In exchange for life after death, Wiseman agrees to do the government's bidding under the day-and-night control of Dr. Morris (Dennis Haysbert). And there's one other condition: He can never contact his family.
Meanwhile, Wiseman's bereft widow (Margaret Colin) is battling his former boss, a scoundrel who is withholding her insurance benefits.
Got it? Nevermind. Only two things seem certain about "Now and Again'':
- No insurance company will be buying ad time on this show.
- Otherwise, anything can happen.
"It's about death and resurrection, about family and commitment, about the power of love,'' says creator Glenn Gordon Caron, "with all of that framed by what we traditionally think of as an action-adventure show.'' And don't forget the sci-fi element, or the comedy.
Airing Friday at 9 p.m. EDT on CBS, "Now and Again'' is this fall's freshest, most freewheeling series. And the most acquisitive. Borrowing from "RoboCop,'' "Frankenstein'' and "The Wild, Wild West,'' from the Broadway musicals "Damn Yankees'' and "Carousel,'' from David Lynch depravity and Frank Capra righteousness - well, this is some genre-busting goulash.
"Part of our job is to startle you,'' Caron explains. "If it's different enough, maybe you'll come back every week just because you're intrigued.''

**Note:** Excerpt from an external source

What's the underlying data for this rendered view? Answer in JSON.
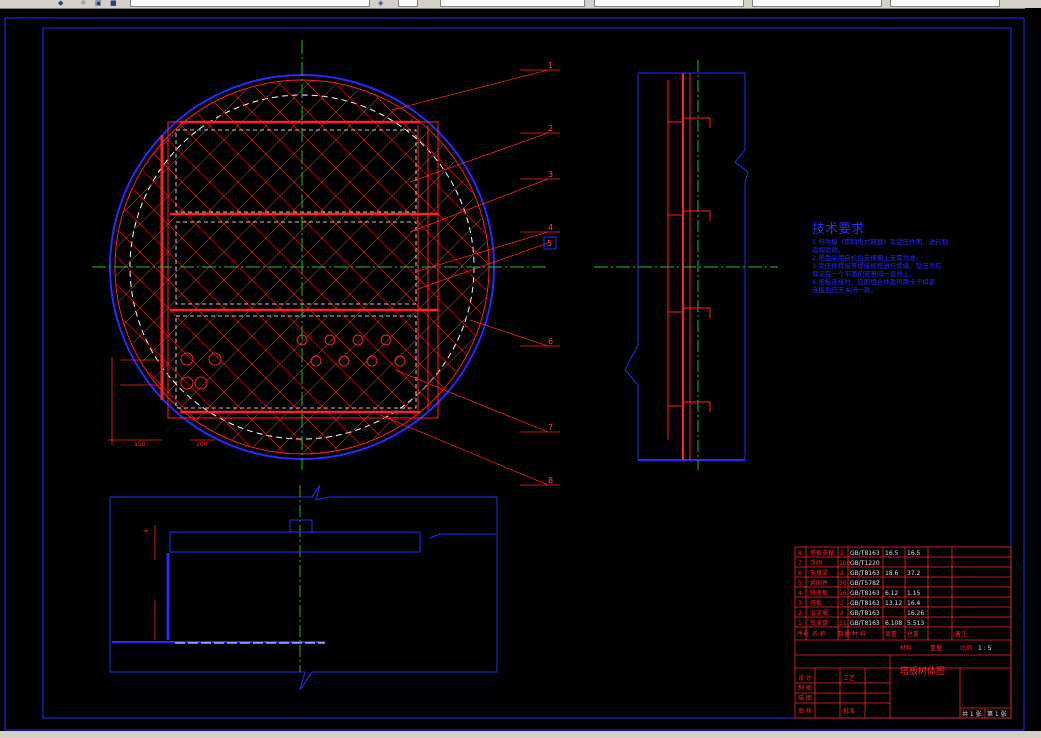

So far, so good. "Now and Again'' is winning healthy ratings, and last Friday trounced the much-awaited premiere of its Fox time-slot rival, "Harsh Realm.''

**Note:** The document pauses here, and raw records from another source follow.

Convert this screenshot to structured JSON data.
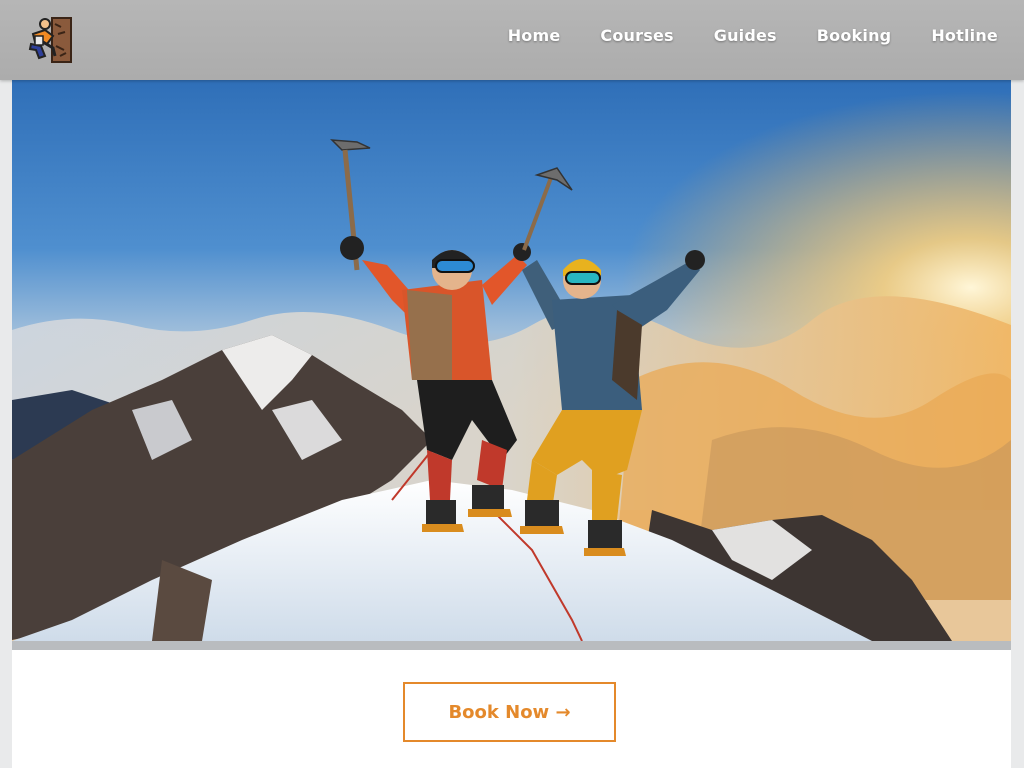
{
  "header": {
    "logo_icon": "climber-logo-icon",
    "nav": [
      "Home",
      "Courses",
      "Guides",
      "Booking",
      "Hotline"
    ]
  },
  "hero": {
    "image_subject": "climbers-on-summit-photo"
  },
  "cta": {
    "label": "Book Now →",
    "color": "#e4892b"
  }
}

But Caron has another goal: to keep himself intrigued.
It was he, of course, who created a landmark genre-straddler of the 1980s: "Moonlighting.'' Ostensibly a melodrama about a detective agency, it never let a case get in the way of romance, slapstick or a painful pun. (A bucket falls on Miss Dipesto's head and David cracks, "You're looking a little pail.'')
"There was this huge body of detective television 'literature' out there already, and I wasn't excited about doing another one,'' Caron recalls. "'Moonlighting' was my attempt to stay awake, to stay involved.''

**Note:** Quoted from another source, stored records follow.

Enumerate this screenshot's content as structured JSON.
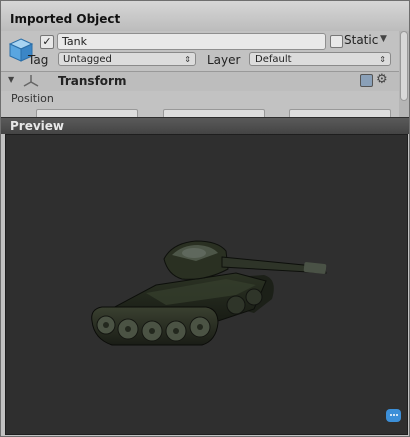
{
  "window": {
    "title": "Imported Object"
  },
  "object": {
    "active": true,
    "name": "Tank",
    "static_label": "Static",
    "static_checked": false,
    "tag_label": "Tag",
    "tag_value": "Untagged",
    "layer_label": "Layer",
    "layer_value": "Default"
  },
  "transform": {
    "title": "Transform",
    "position_label": "Position",
    "icons": {
      "help": "help-book-icon",
      "settings": "gear-icon"
    }
  },
  "preview": {
    "title": "Preview",
    "background": "#2f2f2f",
    "subject": "tank-3d-model"
  },
  "colors": {
    "panel": "#c2c2c2",
    "preview_header": "#4f4f4f",
    "accent": "#3c8fd8"
  }
}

"Moonlighting,'' which starred Cybill Shepherd and a brash newcomer named Bruce Willis, kept everyone awake for four antic years.
Now, after a decade directing films (including "Picture Perfect,'' "Love Affair'' and "Clean and Sober''), Caron is back in TV. This time, he has come upon the doddering corpus of TV action-adventure, then transplanted its brain and heart into his robust new series.
"We're just trying to tell a story differently,'' he says. "Normally, if you did a show about a man who was built by the government, the focus would be on his missions and the villains he was supposed to thwart. But we have a tremendous emphasis on his personal life - his inner life. Our object was to do a show that was very felt."
Caron, 45, is at his desk in the series' production offices, an austere suite whose only ornamentation is its candy-colored scattering of iMac computers.
Next door in this Queens industrial district, a sound stage accommodates the sets for Wiseman's townhouse-prison and the suburban home he used to share with his wife and daughter.
But the rest of New York City is Caron's back lot, which he taps to full advantage in giving his series its unique style.
"I'm trying for a collision of the weird and unexpected with almost the mundane,'' Caron says. "I want to see how broad the palette can be: How much comedy, how much drama, how much tragedy, how much action, and how much music can you pack into the same bag and still make it seem of a piece?''
And why not? "Your own life,'' he observes, "doesn't declare a single genre as you're living it.''
October 14, 1999